Collection entries:
------
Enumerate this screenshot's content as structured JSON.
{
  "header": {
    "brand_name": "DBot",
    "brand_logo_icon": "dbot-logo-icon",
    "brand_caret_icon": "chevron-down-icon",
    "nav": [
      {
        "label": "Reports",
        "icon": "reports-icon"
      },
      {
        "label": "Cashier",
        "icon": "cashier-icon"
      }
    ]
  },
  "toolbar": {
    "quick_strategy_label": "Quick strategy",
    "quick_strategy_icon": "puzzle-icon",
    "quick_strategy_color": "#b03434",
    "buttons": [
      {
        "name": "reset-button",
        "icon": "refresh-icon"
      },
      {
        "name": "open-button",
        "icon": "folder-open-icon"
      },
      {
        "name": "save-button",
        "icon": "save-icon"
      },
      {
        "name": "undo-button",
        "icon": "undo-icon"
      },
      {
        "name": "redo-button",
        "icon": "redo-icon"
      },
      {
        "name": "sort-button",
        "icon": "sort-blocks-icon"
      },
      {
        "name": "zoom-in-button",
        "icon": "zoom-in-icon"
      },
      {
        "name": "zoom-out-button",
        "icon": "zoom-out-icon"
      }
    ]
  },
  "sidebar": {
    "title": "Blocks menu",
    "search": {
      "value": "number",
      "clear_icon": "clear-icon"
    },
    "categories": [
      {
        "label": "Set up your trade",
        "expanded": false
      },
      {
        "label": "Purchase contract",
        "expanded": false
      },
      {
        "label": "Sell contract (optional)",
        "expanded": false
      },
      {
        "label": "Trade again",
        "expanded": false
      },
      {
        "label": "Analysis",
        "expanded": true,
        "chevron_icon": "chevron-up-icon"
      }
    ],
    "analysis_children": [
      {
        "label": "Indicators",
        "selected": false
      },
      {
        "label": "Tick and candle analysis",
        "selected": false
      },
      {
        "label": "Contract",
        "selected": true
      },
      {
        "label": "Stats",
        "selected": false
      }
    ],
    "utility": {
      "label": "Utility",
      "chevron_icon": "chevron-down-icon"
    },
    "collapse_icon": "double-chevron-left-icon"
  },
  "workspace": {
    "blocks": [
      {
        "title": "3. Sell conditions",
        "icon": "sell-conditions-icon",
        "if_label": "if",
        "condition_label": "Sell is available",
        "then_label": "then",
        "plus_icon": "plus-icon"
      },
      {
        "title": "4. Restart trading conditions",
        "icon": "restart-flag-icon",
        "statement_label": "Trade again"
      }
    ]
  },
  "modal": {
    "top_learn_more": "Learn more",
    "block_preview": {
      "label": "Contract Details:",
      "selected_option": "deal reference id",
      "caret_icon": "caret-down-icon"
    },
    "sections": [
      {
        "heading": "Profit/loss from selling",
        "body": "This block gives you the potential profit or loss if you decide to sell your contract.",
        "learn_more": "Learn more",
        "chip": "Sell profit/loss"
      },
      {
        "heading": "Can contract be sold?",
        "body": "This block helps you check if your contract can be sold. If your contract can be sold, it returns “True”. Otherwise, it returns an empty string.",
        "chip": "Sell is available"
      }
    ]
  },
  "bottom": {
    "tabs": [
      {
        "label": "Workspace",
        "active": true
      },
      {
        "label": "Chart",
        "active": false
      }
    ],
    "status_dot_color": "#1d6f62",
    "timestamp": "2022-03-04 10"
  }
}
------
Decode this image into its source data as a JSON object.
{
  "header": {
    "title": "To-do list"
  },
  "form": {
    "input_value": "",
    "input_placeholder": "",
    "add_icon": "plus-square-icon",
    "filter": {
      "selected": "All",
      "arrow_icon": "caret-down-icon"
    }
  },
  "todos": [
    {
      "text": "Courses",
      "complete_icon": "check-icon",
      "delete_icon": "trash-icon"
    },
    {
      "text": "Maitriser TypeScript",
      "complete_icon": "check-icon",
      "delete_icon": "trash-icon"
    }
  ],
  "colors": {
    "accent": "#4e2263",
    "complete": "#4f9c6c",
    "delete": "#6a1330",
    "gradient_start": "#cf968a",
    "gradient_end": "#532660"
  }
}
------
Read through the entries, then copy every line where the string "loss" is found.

        "heading": "Profit/loss from selling",
        "body": "This block gives you the potential profit or loss if you decide to sell your contract.",
        "chip": "Sell profit/loss"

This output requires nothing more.